Create, schedule, and monitor buzz with these inexpensive (or free!) tools
“Buzz,” or PR and social impact, is hard to measure for a business of any size. Billion dollar corporations have teams of several dozen people managing different divisions, voices, and products, and many of them still don’t know the ROI on these programs. Meanwhile, most startups don’t even have a dedicated marketing person because their team members are likely wearing many hats. Having the right tools in place can help make monitoring your social media and public relations a lot easier, so we’ve rounded up the top free or low-cost tools to help you monitor and maintain your social media. Here are some real-world examples of how to get the most out of these tools:
The choice between these two is truly a matter of preference. Both have free versions and allow you to plan and schedule your social media activity over the next few days or week. By saving links for future posts, you’ll shave a bunch of time off your weekly social media work, or at least begin to better represent your company on social media effectively without dedicating too much time to it.
This might not be considered a social media tool by some, but it’s hard to deny that it helps make social media (and contact) management easy. Linked to your Gmail, Rapportive displays your contact’s LinkedIn profile, giving you a brief overview of their job title and where they work. This allows you to easily connect with them and further build your relationship.
Perch is a fairly new app that allows you to keep an eye on your competition, or even to keep tabs on other local merchants and service providers. You can track their social media activity, reviews, and even when they’re running offers through Groupon or LivingSocial. This is obviously not a fit for all startups–but if you’re launching an ecommerce company, or even a brick and mortar one, this app is a must.
This is one of our favorites. There’s both a free and a paid version, though we think the free one is sufficient for most businesses. Basically, this monitoring service scans social media sites for keywords you input. Most businesses can get by with just monitoring their business name. However, if you’d like more robust monitoring, such as industry terms or competitor names, you’ll need to upgrade to the paid version.
This design program for “non-designers” is a great way to add text to photos, or edit images to use on social media. The ease of use is unbelievable–and the results look quite good. Canva will never take the place of an experienced designer, but if you’re producing dozens of images per week, this tool makes production quick and easy.
This tool is extremely helpful in planning your Instagram feed. It gives you the ability to upload images from your desktop, provides helpful analytics, and is forever free for up to two accounts. Paid versions allow you to add team members, upload videos, and search (and repost) others’ content, which is a must if you want to share photos where you’ve been mentioned.

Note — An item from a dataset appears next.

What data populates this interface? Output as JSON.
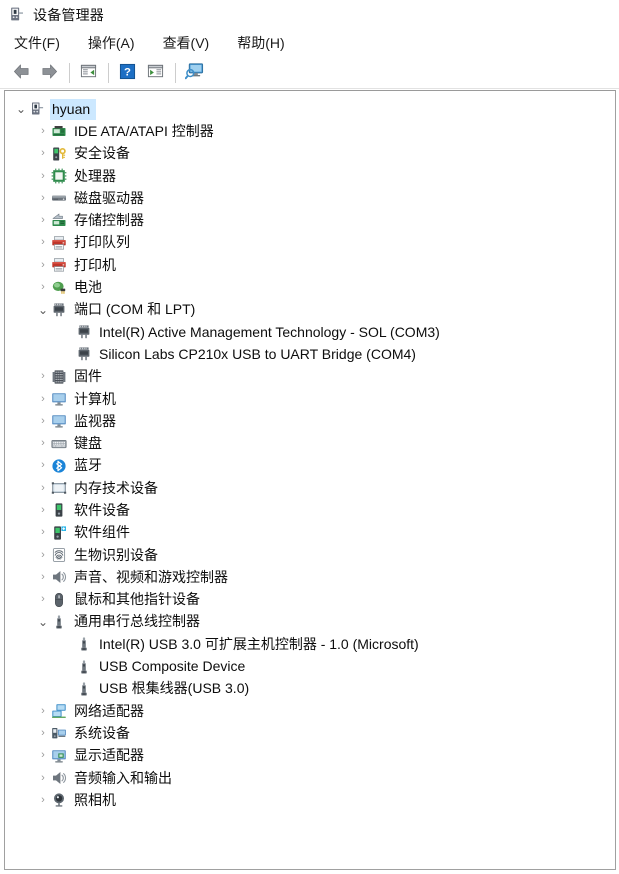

If Pinterest is an important part of your social strategy, Tailwind is a great tool. There’s a professional version for large companies that archives your information for a year, but so long as you can work within the one-week archive (we recommend taking that info and putting it into a spreadsheet), then the $9.99/month cost makes a lot of sense. The free version allows you to track pin activity, as well as optimize when to pin your content.
This is another one of our personal favorites. Creating content (such as this blog post…) takes a ton of time. And once the content is finally shared, it can be somewhat disheartening for it to be noticed by only a few people. With Edgar, you can upload your social shares and have them automatically distributed to your networks several times with the goal of reaching a new audience each time. At $49/month, it’s not the cheapest on the list, but it certainly can save you a lot of time, and optimize your work.
This is another great tool for the startup pro who is bootstrapping and trying to self-manage their PR. In the world of press lists and contact management tools (which are outdated, clunky, and expensive), PressRush is a breath of fresh air. Lists are easy to create, contacts are easy to reach through the tool itself, and it’s cost-effective for what you get, too, at only $49/month to start. If you’ve looked into Cision or Meltwater, you know this minimal investment makes much more sense for a startup with limited money and resources.
Some might not consider Inkybee to be a social media tool, but as it relates to “buzz” (pun unintended), we think this is a great resource for any startup looking to try to reach out to relevant bloggers to cover their product. Search for contacts, manage a list of bloggers, measure your results with built-in analytics, and more. Starting at $79/month, it’s not the cheapest tool, but if you’re looking to test out blogger outreach, it’s definitely worth the investment. Just make sure you (or someone on your team) has the time to dedicate to outreach.